The Sun reported that there are more than 3,300 businesses related directly to the vape industry in the country, boasting a workforce of more than 15,000 workers and in 2019 alone, it’s estimated that workers in this industry were paid up to RM450 million in wages.
By reviewing the legislation to include e-liquids with nicotine, MVCC President Syed Azaudin Syed Ahmad feels that the Malaysian vaping industry has significant potential waiting to be unlocked.
This will spur the growth of SMEs, which will in turn create jobs and generate tax revenue for the Government.MVCC President Syed Azaudin Syed Ahmad via The Sun
Syed also mentioned that while other sectors are seeing challenges to attract investments, Malaysia is in good position to attract Foreign Direct Investments (FDIs) into this sector.
MVCC believes the vaping sector is ready and capable to attract quality FDIs given its established ecosystem that global investors and multinational companies would find appealing.MVCC President Syed Azaudin Syed Ahmad via The Sun
RM10 billion in market value if the regulation is in place
Besides tax income and FDIs, proper regulation will allow the industry to grow and compete globally, according to Economic and Investment Analyst Pankaj Kumar.
He was quoted by The Malaysian Reserve saying that the local vape industry has great potential to grow if there are comprehensive guidelines.
If it’s properly regulated, he projects that the market value of this industry could increase to around RM10 billion.
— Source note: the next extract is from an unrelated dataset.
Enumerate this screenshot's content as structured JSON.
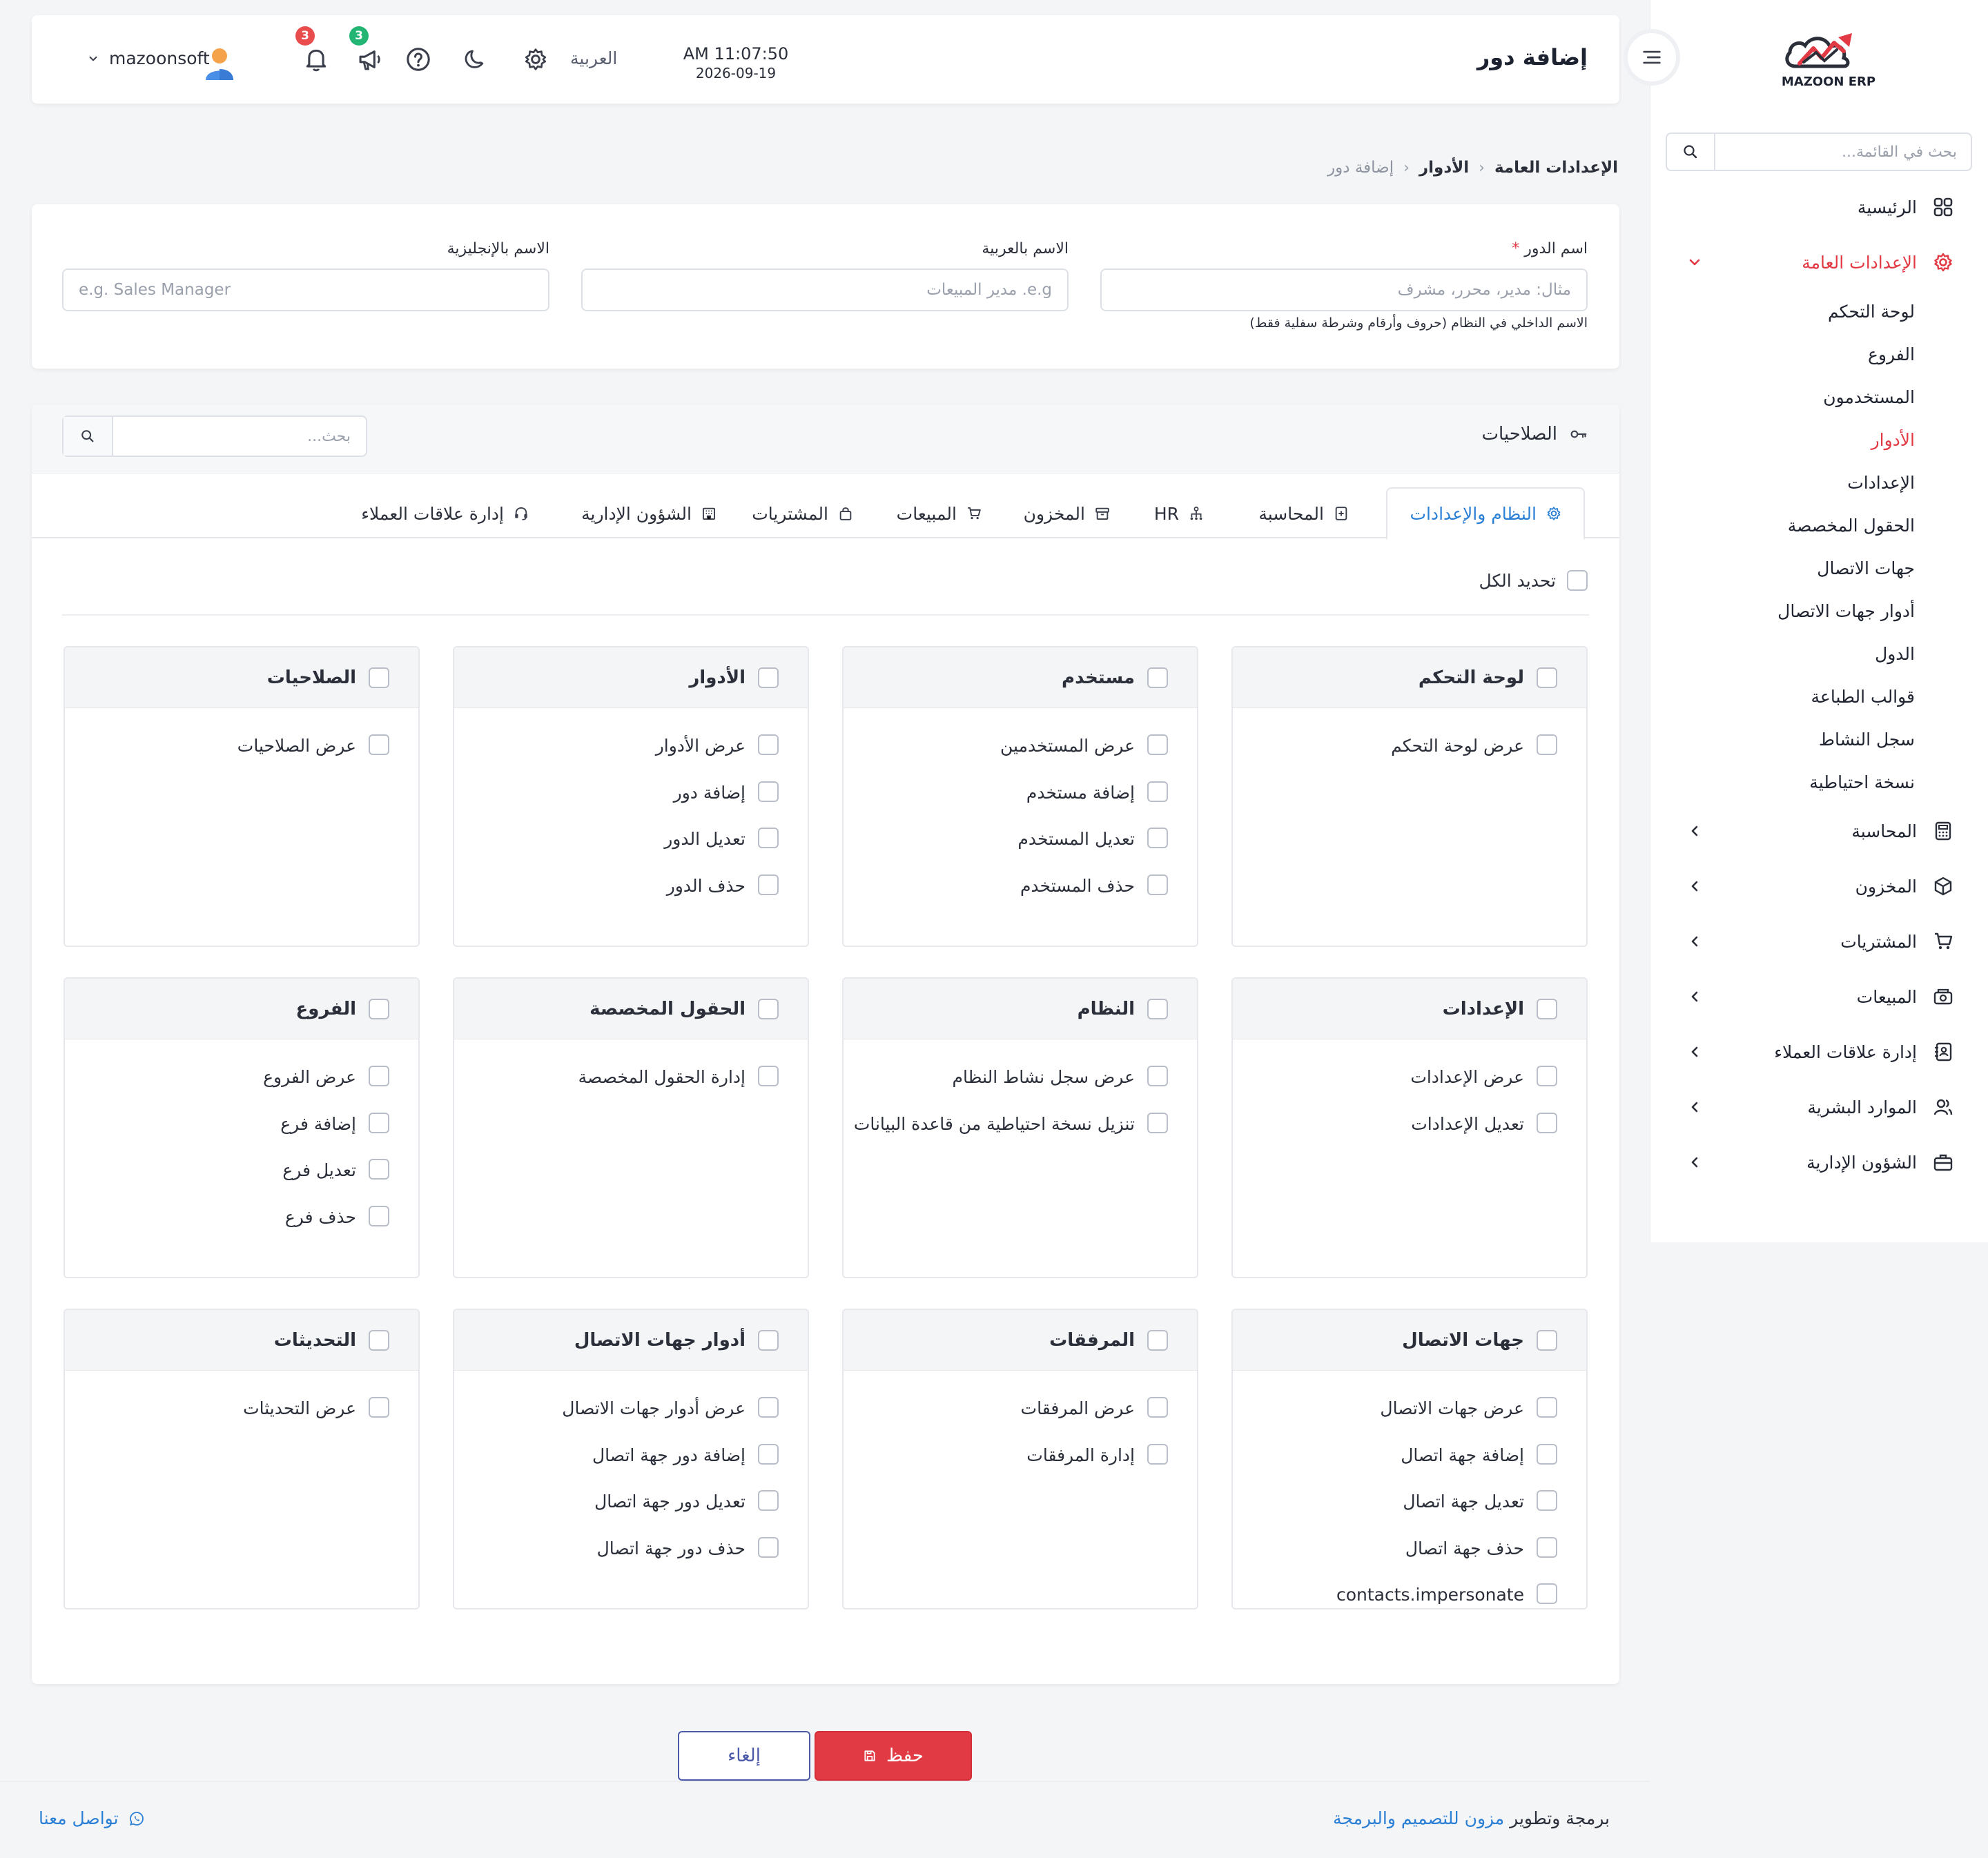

I estimate the market value of vape to increase to RM10 billion if it is carefully regulated because it is not only limited to the domestic market, but also on a global level as the vape industry has grown rapidly around the world. With a comprehensive policy from the government, it will enable the Malaysian industry to compete globally as there is a high demand for this product.Economic and Investment Analyst Pankaj Kumar via The Malaysian Reserve
Unkempt in both stories and appearance, Hakim loves tech but tech left him on read, previously he used to write about tall buildings and unoccupied spaces that he can't afford, and legend has it that he still can't afford it to this day